As Big Data becomes an even more dominant force, global privacy legislation is at the forefront of protecting people’s privacy while effectively balancing pharma and healthcare organizations’ continual need to stretch the limits of innovation. With global privacy such a critical issue, we must first consider what is the principle of privacy? Privacy is a human right, privacy is a commodity, and privacy is secondary to state interests. However, considering that there isn’t any universal consistency on the principles of data protection or how personal data is handled, differences on how privacy is interpreted is largely based on the founding principles of individual countries and regions, which drives legislation and thus enforcement actions.
In the United States, there is no single, comprehensive federal law regulating the collection and use of personal data, however individual states are enacting privacy-related bills independently. In the EU, human dignity is recognised as an absolute, fundamental right. Considering this notion, privacy – or the right to a private life, to be autonomous, to be in control of information about one’s self, to be let alone – plays a pivotal role in EU privacy legislation. The EU’s new General Data Protection Regulation (GDPR) states that EU citizens’ personal data can only be transferred to countries with an “adequate” data protection status.
In the UK, while the country’s Brexit plans remain unclear, the Information Commissioner’s Office (ICO) is working to help businesses, particularly small and medium enterprises (SME), prepare for a possible no-deal Brexit. However, the government has made it clear that the GDPR will be absorbed into UK law at the point of exit, so there will be no substantive changes to the rules that most organizations need to follow. While in Brazil, which has been inspired by Europe’s GDPR, the country enacted its General Data Protection Law – Lei Geral de Proteção de Dados (LGPD) (Law 13,709/2018) – in August 2018. The law is expected to take effect in early 2020 after its 18th adaptation period.
The global privacy landscape will continue to evolve as multinational and regional organisations push ahead with their quest for data. Key questions include: how can we use data to gain insights into education, such as which schools do the best job of teaching low-income students? Or, with regards to health, such as which doctors provide the best care for a reasonable price? And, all this is expected while protecting people’s privacy.

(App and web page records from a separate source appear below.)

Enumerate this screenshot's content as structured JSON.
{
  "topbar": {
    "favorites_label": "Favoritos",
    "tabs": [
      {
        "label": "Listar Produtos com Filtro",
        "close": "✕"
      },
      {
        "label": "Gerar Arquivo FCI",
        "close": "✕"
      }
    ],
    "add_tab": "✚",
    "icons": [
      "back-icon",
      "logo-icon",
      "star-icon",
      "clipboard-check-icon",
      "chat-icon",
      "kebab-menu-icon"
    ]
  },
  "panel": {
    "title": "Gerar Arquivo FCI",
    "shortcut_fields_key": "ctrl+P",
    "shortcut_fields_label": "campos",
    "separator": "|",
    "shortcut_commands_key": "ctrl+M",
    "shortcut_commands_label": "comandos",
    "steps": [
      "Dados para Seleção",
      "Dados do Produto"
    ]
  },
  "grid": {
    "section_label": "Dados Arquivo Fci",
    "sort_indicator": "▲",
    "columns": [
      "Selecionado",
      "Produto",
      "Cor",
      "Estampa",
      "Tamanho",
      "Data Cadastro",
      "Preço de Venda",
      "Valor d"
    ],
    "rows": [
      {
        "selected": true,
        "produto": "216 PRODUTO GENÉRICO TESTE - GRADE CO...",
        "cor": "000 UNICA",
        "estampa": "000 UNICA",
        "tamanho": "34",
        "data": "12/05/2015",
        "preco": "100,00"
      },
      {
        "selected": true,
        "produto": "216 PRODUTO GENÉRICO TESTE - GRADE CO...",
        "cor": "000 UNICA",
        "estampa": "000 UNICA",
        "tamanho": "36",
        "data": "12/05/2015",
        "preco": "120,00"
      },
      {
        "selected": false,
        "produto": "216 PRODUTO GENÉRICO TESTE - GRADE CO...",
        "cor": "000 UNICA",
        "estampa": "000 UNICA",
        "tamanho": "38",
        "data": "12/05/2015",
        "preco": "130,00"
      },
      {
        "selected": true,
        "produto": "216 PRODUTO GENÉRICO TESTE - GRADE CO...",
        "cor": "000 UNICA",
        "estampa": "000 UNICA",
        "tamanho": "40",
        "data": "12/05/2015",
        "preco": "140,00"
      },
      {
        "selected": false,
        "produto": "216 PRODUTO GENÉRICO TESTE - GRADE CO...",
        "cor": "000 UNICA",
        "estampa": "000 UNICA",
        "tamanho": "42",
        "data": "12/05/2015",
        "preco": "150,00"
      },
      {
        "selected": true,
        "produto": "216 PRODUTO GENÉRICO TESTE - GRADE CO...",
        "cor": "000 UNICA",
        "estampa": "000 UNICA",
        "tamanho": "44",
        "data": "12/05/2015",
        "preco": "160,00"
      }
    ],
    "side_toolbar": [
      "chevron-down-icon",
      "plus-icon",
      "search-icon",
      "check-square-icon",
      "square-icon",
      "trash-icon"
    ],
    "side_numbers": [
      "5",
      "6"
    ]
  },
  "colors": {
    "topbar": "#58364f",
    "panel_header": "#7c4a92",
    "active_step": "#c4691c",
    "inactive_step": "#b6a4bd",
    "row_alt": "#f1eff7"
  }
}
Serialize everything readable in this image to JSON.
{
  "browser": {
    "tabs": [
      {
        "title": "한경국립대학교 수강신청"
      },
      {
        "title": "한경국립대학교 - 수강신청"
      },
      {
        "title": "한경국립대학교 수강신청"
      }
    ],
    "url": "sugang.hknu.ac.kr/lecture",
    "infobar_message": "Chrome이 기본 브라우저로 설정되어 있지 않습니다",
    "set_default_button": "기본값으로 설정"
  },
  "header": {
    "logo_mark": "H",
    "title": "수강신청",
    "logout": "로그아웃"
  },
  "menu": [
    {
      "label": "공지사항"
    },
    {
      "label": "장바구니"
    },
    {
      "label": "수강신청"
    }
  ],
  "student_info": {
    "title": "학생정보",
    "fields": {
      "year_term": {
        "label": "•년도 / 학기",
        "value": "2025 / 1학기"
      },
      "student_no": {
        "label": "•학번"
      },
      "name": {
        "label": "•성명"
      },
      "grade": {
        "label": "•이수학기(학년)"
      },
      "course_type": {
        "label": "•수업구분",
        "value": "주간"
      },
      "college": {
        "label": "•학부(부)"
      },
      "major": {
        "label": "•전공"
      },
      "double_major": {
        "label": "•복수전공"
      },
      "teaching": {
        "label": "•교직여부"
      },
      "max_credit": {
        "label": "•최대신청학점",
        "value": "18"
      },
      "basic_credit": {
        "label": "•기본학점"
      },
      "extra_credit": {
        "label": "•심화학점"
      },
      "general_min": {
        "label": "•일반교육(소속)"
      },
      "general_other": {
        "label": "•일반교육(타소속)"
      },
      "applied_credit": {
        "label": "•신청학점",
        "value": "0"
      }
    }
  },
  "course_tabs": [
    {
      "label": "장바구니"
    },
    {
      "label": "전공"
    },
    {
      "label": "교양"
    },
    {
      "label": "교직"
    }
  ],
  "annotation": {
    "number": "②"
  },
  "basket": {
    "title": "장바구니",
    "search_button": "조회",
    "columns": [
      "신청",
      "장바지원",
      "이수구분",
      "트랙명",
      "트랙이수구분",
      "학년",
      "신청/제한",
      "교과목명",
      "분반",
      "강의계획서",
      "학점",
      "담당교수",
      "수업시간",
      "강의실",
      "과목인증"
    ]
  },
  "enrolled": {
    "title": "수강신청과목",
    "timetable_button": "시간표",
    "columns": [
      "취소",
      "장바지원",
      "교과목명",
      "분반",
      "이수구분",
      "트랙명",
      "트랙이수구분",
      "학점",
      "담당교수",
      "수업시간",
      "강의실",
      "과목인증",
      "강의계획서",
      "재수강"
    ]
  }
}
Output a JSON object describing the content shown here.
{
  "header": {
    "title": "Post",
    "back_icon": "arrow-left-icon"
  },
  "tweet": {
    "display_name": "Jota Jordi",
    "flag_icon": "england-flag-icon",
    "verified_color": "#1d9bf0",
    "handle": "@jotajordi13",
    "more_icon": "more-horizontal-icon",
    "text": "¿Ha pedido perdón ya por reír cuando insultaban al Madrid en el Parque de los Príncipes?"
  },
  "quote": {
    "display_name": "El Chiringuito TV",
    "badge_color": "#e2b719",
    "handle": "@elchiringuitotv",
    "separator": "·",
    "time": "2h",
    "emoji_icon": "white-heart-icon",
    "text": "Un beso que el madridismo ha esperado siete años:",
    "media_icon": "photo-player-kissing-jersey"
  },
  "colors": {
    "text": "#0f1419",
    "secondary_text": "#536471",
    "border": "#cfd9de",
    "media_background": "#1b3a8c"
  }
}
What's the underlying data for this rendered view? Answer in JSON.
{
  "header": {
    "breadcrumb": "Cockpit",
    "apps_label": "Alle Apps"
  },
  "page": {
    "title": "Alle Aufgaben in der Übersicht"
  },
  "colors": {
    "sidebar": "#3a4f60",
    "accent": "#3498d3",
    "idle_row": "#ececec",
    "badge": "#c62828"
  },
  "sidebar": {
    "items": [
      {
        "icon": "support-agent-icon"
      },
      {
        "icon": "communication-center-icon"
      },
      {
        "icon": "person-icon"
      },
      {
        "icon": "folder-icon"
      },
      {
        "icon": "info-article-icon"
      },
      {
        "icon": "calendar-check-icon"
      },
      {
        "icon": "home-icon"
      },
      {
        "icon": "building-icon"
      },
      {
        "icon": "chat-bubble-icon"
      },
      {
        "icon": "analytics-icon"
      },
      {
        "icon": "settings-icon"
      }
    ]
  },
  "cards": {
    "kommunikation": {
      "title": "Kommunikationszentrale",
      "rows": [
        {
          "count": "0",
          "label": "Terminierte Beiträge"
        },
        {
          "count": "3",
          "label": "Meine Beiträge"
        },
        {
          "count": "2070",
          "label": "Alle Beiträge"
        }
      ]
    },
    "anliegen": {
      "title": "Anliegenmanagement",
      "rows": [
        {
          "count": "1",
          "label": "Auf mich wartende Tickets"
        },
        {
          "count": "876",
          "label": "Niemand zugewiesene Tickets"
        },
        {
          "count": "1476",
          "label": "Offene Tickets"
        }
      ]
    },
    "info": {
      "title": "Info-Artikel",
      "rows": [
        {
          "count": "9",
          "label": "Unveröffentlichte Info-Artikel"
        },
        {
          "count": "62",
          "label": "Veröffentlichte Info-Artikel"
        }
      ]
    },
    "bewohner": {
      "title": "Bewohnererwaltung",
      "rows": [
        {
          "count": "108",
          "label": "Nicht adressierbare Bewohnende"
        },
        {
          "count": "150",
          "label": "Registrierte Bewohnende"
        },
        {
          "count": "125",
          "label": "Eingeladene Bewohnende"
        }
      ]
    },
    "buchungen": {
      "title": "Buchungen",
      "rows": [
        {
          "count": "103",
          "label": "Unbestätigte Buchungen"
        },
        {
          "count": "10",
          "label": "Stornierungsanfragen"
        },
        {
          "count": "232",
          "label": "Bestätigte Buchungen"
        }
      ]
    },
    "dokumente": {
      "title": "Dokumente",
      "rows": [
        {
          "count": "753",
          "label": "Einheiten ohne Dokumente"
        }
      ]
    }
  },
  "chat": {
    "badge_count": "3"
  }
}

The intensity of privacy demands from consumers will rise in tandem with broadening privacy legislation and corporate big data capacities. In 2020 and beyond, this will likely result in some high-profile lawsuits based on this tension and the rebalancing of stakeholder relationships.